….was with myself.
This entry is not about cooking or food. It’s about much more than preparing sustenance.
I’ve been running this race for over a year and it finally ended on Sunday.
The long, hard, marathon of thoughts running through my head; feelings that I’ve never felt before. Clarity was reached shortly after mile 9 on the 13.1 mile course that is the Disney Princess Half Marathon.
Something that sounds so fun should be fun for everyone there. For me, it was about conquering grief or at least getting my hands firmly around the neck of grief.
I ran in honor of my mom who died in October 2011. When I signed up last July to run the half marathon with my husband on a team, we had to come up with a team name. For some reason, I thought that it would be neat to run in honor of my mom. We came up with Team Hi Mom. It’s simple but not too sappy….ain’t nobody got time for that.
Training for this half marathon was just like the one I had ran in February 2011. I procrastinated but this time I had a dear friend who kicked my butt into high gear. She has helped me in more ways than she’ll ever know and I’ll always cherish her for that.
Somewhere along the way, I realized that this race would not be like that last. I was running it to honor my mother. I couldn’t let her down, I couldn’t let what our relationship was be just what it was. I needed to do something that she would be proud of and something that I know if she were alive, we could bond over.
It sounds silly but when I was training for the Princess Half two years ago, her and I had started working on our relationship. It was getting better. We would talk and she would actually have an interest in how my training was going. We were headed in the right direction after years of zigzags, ups, downs, and loop-di-loos in a mother-daughter relationship.
When she died unexpectedly in October 2011, all of that progression came to a halt. What we had progressed to was a place that I was happy with but still felt guilt that we didn’t have more….and we wouldn’t.
But when I was running on Sunday, I felt her every step I took. I could hear her voice pushing me along the roads. Practically, every song that came on my playlist contained the word “mom” or some variation of it. I never really listened to the words on my running playlist I just liked the beats. They were up-tempo, something you could really get into while crazily running over 13 miles. For some reason, this time, I noticed the words.
I was choking back tears from mile 3. My husband and I had split off around mile 2. In retrospect, maybe it’s what I needed to finally grieve in a way I’ve never grieved before.

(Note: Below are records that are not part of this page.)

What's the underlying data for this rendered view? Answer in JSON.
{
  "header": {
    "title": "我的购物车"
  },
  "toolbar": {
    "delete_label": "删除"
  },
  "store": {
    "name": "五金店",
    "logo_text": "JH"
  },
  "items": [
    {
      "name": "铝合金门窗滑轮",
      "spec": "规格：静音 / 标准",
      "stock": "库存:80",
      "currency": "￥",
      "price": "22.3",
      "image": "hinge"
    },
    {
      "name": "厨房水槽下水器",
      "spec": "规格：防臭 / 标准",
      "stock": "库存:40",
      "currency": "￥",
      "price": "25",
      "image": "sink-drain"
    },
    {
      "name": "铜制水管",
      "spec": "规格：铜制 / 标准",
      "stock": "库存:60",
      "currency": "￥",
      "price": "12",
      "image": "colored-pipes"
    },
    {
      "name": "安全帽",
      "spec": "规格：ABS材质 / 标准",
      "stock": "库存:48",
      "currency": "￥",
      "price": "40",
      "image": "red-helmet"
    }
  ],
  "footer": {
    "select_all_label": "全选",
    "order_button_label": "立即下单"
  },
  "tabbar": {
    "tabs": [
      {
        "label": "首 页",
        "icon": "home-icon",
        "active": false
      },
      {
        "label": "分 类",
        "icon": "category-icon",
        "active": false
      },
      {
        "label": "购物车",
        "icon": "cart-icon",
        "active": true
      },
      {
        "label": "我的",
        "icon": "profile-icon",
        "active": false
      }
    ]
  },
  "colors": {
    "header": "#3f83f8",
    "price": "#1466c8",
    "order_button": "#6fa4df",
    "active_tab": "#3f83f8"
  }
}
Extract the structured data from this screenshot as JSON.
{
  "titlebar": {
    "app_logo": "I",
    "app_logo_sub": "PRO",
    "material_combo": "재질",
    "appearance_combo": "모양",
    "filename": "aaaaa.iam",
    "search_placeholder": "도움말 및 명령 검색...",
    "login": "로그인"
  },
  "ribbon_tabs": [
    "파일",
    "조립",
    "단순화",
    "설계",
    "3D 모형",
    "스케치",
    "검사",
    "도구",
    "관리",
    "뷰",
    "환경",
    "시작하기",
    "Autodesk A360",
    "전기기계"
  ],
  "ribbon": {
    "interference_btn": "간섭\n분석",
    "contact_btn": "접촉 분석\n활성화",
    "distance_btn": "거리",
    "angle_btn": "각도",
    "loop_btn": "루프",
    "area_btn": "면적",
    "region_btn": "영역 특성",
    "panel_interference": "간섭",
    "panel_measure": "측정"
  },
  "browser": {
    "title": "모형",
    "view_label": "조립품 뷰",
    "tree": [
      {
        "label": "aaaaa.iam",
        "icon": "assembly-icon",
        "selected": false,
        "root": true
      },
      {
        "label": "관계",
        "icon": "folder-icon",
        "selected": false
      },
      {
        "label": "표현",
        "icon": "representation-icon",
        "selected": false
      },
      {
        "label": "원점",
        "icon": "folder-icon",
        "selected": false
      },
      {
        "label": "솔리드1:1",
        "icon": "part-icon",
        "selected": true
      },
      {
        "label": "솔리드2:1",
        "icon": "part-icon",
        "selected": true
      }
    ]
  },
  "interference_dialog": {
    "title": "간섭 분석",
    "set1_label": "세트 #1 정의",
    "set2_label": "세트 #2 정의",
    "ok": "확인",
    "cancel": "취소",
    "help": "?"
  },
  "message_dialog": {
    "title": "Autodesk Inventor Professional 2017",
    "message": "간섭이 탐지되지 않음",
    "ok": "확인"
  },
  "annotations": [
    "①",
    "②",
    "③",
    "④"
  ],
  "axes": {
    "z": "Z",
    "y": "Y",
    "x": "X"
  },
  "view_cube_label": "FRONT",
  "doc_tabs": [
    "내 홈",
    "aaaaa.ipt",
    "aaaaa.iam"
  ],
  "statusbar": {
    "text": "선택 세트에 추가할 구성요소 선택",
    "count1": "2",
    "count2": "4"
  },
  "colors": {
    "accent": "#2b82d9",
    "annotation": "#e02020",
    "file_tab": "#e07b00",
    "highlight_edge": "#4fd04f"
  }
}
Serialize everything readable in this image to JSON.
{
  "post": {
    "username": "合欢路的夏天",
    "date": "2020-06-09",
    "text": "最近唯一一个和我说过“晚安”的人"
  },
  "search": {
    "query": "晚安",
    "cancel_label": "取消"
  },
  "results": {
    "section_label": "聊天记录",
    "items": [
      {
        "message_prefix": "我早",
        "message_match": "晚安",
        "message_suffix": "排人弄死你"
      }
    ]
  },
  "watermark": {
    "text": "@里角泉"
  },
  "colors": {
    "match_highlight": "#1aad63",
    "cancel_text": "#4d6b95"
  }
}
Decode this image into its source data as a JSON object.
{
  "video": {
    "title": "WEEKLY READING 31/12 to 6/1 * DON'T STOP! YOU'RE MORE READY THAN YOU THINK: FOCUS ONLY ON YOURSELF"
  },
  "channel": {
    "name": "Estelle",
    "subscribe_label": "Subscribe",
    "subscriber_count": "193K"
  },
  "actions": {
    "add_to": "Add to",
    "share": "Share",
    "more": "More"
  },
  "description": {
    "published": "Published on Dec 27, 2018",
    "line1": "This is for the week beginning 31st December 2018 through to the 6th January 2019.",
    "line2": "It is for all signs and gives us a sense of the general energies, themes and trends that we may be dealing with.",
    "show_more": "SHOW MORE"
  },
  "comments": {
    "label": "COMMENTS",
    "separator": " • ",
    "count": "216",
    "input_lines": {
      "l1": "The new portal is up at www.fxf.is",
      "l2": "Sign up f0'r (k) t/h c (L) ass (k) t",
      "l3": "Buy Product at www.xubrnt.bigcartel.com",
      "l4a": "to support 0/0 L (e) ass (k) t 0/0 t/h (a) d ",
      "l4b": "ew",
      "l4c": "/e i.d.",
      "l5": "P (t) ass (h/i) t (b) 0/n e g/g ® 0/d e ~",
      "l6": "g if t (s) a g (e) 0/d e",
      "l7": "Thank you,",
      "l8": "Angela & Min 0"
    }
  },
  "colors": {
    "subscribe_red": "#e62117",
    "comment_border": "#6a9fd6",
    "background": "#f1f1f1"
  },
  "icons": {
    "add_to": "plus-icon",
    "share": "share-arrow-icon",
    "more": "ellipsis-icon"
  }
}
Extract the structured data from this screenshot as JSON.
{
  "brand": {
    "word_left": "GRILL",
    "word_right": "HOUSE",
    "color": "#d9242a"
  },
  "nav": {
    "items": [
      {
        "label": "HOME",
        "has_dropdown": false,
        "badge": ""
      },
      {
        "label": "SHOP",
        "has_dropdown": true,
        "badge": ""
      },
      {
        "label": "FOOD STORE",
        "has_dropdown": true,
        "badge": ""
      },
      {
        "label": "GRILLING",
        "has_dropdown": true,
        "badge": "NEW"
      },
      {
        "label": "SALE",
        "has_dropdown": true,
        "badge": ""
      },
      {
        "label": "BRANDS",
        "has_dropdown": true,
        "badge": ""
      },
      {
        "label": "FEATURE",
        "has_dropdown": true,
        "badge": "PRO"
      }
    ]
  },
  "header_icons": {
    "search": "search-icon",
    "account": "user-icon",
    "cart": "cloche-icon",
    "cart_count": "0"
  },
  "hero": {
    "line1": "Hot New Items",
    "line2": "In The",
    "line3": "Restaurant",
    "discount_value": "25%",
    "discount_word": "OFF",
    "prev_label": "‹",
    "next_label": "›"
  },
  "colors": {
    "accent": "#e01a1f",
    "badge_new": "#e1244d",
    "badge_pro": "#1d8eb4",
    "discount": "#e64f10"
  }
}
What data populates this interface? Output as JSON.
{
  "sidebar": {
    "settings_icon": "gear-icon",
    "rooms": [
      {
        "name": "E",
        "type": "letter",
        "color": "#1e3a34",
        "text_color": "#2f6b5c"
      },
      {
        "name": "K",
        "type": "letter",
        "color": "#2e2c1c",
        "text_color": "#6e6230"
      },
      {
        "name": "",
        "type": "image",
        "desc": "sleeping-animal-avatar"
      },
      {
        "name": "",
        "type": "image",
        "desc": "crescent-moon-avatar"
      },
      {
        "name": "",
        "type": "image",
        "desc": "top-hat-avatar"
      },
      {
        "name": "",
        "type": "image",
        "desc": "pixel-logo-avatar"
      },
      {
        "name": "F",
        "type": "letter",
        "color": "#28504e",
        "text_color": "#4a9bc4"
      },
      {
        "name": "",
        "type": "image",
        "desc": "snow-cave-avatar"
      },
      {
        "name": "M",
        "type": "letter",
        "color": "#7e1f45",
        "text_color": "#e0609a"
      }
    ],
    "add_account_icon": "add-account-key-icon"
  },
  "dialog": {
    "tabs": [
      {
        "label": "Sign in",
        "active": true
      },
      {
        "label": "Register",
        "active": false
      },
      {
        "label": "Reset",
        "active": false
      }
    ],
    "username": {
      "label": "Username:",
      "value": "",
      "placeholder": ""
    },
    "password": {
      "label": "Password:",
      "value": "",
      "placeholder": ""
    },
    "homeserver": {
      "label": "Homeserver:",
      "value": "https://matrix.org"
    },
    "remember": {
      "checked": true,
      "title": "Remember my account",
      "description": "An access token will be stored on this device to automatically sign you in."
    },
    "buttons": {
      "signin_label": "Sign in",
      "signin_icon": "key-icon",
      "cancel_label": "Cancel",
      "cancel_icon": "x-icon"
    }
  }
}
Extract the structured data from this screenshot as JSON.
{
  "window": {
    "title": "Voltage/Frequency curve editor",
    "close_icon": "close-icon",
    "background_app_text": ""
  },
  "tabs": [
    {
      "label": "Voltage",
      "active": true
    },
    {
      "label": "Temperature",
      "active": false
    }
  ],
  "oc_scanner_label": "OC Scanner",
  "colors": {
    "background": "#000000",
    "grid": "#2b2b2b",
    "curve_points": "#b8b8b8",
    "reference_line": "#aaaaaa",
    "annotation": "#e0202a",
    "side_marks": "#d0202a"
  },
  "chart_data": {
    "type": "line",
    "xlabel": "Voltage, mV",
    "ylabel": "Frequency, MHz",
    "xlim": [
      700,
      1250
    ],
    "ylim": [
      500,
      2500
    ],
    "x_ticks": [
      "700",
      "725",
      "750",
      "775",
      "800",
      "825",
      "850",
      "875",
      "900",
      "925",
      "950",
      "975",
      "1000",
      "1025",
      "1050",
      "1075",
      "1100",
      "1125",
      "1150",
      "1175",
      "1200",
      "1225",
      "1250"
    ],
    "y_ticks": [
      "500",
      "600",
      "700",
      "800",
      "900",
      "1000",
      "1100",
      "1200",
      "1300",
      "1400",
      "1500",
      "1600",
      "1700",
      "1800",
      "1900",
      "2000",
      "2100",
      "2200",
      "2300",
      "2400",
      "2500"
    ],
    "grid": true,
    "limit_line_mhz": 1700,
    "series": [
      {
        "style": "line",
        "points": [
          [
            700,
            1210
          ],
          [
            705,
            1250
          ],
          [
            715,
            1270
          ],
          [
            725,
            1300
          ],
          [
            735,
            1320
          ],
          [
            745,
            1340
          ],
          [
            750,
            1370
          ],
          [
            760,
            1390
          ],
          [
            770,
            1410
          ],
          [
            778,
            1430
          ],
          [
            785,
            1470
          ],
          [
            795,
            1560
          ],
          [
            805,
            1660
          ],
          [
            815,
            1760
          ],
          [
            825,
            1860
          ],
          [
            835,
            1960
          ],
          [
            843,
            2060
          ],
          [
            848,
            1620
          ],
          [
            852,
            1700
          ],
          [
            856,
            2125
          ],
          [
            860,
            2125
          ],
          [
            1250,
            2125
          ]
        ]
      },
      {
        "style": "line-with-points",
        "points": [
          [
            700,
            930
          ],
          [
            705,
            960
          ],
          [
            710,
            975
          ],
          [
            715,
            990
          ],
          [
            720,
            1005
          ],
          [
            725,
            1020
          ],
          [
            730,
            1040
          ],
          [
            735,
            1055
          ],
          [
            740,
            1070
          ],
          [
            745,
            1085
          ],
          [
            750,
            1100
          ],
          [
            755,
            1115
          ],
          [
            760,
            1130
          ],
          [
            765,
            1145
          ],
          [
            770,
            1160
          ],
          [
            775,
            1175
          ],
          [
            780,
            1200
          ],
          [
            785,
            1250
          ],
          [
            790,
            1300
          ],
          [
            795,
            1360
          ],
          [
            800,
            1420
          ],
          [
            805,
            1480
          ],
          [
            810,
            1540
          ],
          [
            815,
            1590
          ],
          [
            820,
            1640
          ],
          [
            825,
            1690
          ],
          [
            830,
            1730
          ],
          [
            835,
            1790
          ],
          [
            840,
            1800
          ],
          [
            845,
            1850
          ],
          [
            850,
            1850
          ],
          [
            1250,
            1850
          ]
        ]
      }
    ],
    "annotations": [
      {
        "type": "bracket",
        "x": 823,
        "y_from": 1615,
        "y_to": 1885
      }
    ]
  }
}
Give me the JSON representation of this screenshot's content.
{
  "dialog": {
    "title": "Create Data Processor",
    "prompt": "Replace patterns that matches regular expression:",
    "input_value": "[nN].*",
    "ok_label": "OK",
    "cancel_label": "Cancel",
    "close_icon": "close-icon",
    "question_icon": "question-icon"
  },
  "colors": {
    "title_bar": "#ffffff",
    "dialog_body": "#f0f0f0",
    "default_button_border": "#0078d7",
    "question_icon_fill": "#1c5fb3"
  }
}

Each mile marker that I passed, I had more and more pride built up. I. AM. DOING. THIS. I would notice the M-bomb being dropped in a song and I’d start getting teary eyed. I was able to hold it back pretty well. I’ve been holding it back pretty well for over a year now.
But shortly after mile 9, the most that my dear friend and I had ran together, I started to lose it. I couldn’t keep it back anymore. I was so happy that I was doing this for my mom yet so sad that she was gone. Before I knew it, I was hyperventilating, something that had never happened before. I knew I couldn’t keep running. I sprinted to the side of the road and fell to my knees and cried. Cried like I’ve never cried before. Right there, in the grass and dirt outside of Disney World, the happiest place on Earth. The sound of feet running past me faded into the background and all I heard was my own wailing.
Of course a small crowd soon gathered….so embarrassing. I started to hear their voices, “Is she ok?”. “Is she injured?”. “Someone, call for help”. That’s when I knew I had to pull it together and say, “No, I’m fine”. Clearly, I was not fine.
These four women embraced me in their arms and asked what was wrong. I pieced together a sentence through sobbing. “My Mom died a year ago and I’m doing this for her”. Of course, it was more like “….My..*sniffle*….mom…*sob*…died..*sniffle**sniffle*….a year…..ago……and…..I’m doing this for her”. Thank God for waterproof mascara.
They picked me up and said, “Let’s do this together. Let’s start walking”. So we did.
We walked until I could manage to see through the tears. I blew my nose with a stash of t.p. that was given to me in case the port-a-johns were out of their supply of toilet paper. Given to me by none other than said amazing woman who I trained with.
I apologized profusely for such embarrassing behavior and they were all shocked and asked me why I was apologizing. Why was I apologizing? I never gave myself the time to grieve the way I should have. I shouldn’t be sorry for grieving now, I should be sorry for not letting myself do it sooner.
Slowly, each woman said their good byes and started running again, I thanked them each graciously. Off they went except one.
Leah. I don’t know her last name, she doesn’t know mine but she was my angel.
She stayed with me for over 2 miles. We walked, we ran, we talked. She told me that my mom will always be with me and will always be there when I need her the most. Leah told me that the wind I felt behind me, pushing me along the course, was my mom and that she would be proud of me.
Around mile 12, Leah and I said our goodbyes and we each went our own way. I told her how much it meant to me that she stayed with me and how much her kind words touched my aching heart.
I finished in 2 hours and 50 minutes. Sixteen minutes faster than two yeas ago. I would have finished about 10 minutes faster than I did if I hadn’t had my mile 9 break down. But 10 minutes of crying is worth every second after it’s over because each step you take feels lighter. Even after you cross the finish line.